Assignment
In your copy, include every entry exactly as written but no pictures.

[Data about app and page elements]
^^^^^^^^

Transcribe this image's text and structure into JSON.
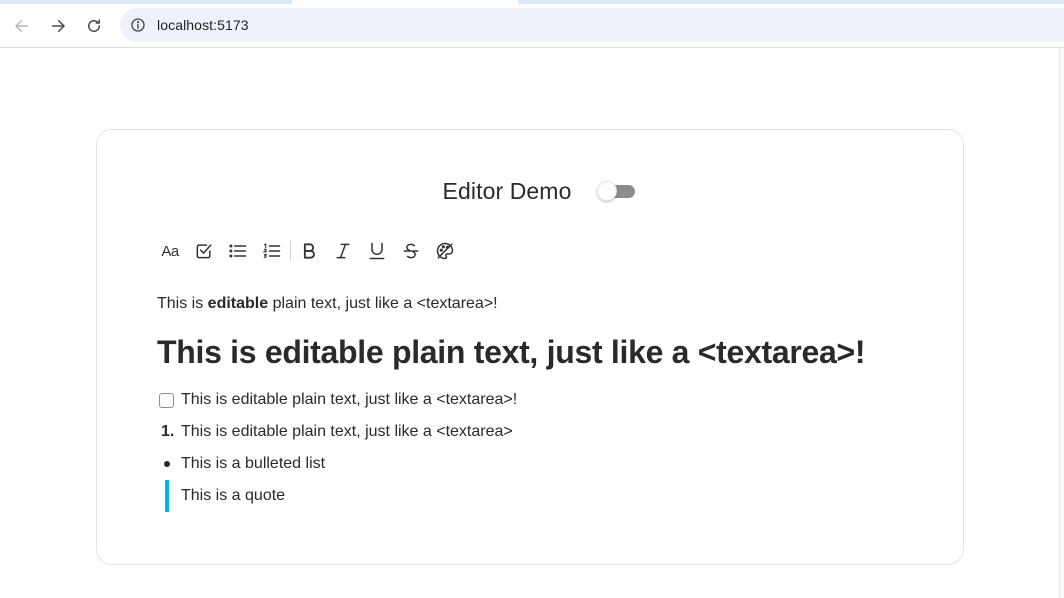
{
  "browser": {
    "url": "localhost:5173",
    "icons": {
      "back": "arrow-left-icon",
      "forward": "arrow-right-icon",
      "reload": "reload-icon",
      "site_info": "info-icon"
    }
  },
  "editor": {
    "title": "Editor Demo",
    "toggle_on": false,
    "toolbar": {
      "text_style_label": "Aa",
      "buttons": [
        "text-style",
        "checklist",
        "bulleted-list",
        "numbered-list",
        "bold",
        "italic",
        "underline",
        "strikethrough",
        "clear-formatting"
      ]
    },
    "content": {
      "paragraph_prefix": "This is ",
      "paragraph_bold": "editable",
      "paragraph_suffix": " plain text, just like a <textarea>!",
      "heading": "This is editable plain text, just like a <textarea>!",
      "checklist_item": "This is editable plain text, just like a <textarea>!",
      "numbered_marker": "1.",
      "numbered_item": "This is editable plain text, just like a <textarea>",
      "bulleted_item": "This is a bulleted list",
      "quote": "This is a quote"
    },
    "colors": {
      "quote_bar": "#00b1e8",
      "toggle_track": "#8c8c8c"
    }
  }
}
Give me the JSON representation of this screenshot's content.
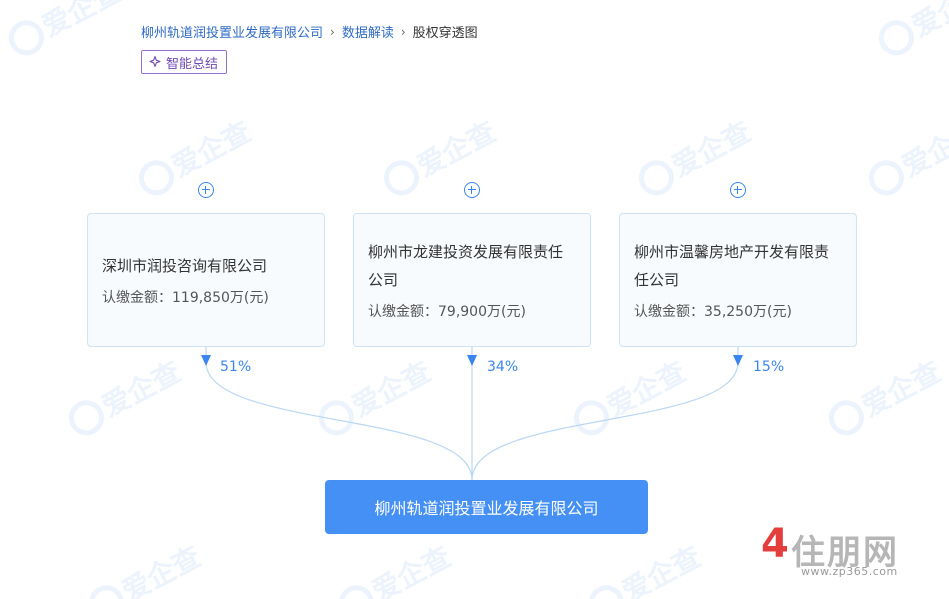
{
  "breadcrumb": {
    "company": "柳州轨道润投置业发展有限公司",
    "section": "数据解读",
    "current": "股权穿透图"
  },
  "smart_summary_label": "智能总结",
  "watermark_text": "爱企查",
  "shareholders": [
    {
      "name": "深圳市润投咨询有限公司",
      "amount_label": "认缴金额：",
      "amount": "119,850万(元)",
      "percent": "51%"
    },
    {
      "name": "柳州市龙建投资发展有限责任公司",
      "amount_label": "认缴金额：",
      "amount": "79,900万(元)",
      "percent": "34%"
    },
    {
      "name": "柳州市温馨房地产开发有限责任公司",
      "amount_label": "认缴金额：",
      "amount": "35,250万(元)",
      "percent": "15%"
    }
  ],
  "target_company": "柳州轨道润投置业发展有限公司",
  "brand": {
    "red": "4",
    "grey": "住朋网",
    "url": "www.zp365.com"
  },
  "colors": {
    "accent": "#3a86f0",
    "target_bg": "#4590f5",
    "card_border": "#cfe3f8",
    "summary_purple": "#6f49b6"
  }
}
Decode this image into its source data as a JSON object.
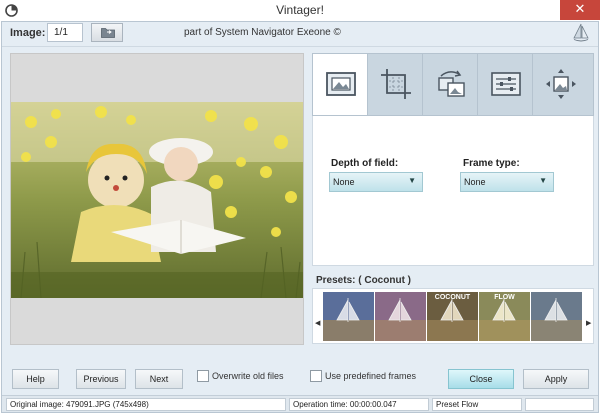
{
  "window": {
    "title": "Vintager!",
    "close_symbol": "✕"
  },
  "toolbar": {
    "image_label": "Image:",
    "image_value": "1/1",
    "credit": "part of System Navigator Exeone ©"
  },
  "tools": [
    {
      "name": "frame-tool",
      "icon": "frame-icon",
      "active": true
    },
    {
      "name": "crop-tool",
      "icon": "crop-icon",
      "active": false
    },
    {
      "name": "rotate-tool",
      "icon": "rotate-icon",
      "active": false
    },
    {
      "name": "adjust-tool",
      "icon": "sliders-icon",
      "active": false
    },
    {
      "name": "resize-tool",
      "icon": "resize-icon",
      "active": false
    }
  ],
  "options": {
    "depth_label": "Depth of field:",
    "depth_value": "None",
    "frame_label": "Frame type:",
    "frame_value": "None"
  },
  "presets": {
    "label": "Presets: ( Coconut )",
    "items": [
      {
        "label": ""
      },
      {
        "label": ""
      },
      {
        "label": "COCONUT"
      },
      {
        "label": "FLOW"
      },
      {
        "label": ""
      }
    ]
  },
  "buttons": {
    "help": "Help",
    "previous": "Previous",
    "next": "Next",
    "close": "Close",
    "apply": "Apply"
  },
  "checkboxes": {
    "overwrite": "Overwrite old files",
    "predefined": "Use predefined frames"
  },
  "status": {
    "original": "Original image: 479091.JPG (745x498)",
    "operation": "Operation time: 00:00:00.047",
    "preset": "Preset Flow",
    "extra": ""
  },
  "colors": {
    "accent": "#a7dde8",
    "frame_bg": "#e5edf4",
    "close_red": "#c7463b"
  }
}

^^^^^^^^

Written response
Transcribe this image's text and structure into JSON.
{
  "browser": {
    "url": "localhost:5173",
    "icons": {
      "back": "arrow-left-icon",
      "forward": "arrow-right-icon",
      "reload": "reload-icon",
      "site_info": "info-icon"
    }
  },
  "editor": {
    "title": "Editor Demo",
    "toggle_on": false,
    "toolbar": {
      "text_style_label": "Aa",
      "buttons": [
        "text-style",
        "checklist",
        "bulleted-list",
        "numbered-list",
        "bold",
        "italic",
        "underline",
        "strikethrough",
        "clear-formatting"
      ]
    },
    "content": {
      "paragraph_prefix": "This is ",
      "paragraph_bold": "editable",
      "paragraph_suffix": " plain text, just like a <textarea>!",
      "heading": "This is editable plain text, just like a <textarea>!",
      "checklist_item": "This is editable plain text, just like a <textarea>!",
      "numbered_marker": "1.",
      "numbered_item": "This is editable plain text, just like a <textarea>",
      "bulleted_item": "This is a bulleted list",
      "quote": "This is a quote"
    },
    "colors": {
      "quote_bar": "#00b1e8",
      "toggle_track": "#8c8c8c"
    }
  }
}
Give me the JSON representation of this screenshot's content.
{
  "breadcrumb": {
    "company": "柳州轨道润投置业发展有限公司",
    "section": "数据解读",
    "current": "股权穿透图"
  },
  "smart_summary_label": "智能总结",
  "watermark_text": "爱企查",
  "shareholders": [
    {
      "name": "深圳市润投咨询有限公司",
      "amount_label": "认缴金额：",
      "amount": "119,850万(元)",
      "percent": "51%"
    },
    {
      "name": "柳州市龙建投资发展有限责任公司",
      "amount_label": "认缴金额：",
      "amount": "79,900万(元)",
      "percent": "34%"
    },
    {
      "name": "柳州市温馨房地产开发有限责任公司",
      "amount_label": "认缴金额：",
      "amount": "35,250万(元)",
      "percent": "15%"
    }
  ],
  "target_company": "柳州轨道润投置业发展有限公司",
  "brand": {
    "red": "4",
    "grey": "住朋网",
    "url": "www.zp365.com"
  },
  "colors": {
    "accent": "#3a86f0",
    "target_bg": "#4590f5",
    "card_border": "#cfe3f8",
    "summary_purple": "#6f49b6"
  }
}
Decode this image into its source data as a JSON object.
{
  "window": {
    "title": "Vintager!",
    "close_symbol": "✕"
  },
  "toolbar": {
    "image_label": "Image:",
    "image_value": "1/1",
    "credit": "part of System Navigator Exeone ©"
  },
  "tools": [
    {
      "name": "frame-tool",
      "icon": "frame-icon",
      "active": true
    },
    {
      "name": "crop-tool",
      "icon": "crop-icon",
      "active": false
    },
    {
      "name": "rotate-tool",
      "icon": "rotate-icon",
      "active": false
    },
    {
      "name": "adjust-tool",
      "icon": "sliders-icon",
      "active": false
    },
    {
      "name": "resize-tool",
      "icon": "resize-icon",
      "active": false
    }
  ],
  "options": {
    "depth_label": "Depth of field:",
    "depth_value": "None",
    "frame_label": "Frame type:",
    "frame_value": "None"
  },
  "presets": {
    "label": "Presets: ( Coconut )",
    "items": [
      {
        "label": ""
      },
      {
        "label": ""
      },
      {
        "label": "COCONUT"
      },
      {
        "label": "FLOW"
      },
      {
        "label": ""
      }
    ]
  },
  "buttons": {
    "help": "Help",
    "previous": "Previous",
    "next": "Next",
    "close": "Close",
    "apply": "Apply"
  },
  "checkboxes": {
    "overwrite": "Overwrite old files",
    "predefined": "Use predefined frames"
  },
  "status": {
    "original": "Original image: 479091.JPG (745x498)",
    "operation": "Operation time: 00:00:00.047",
    "preset": "Preset Flow",
    "extra": ""
  },
  "colors": {
    "accent": "#a7dde8",
    "frame_bg": "#e5edf4",
    "close_red": "#c7463b"
  }
}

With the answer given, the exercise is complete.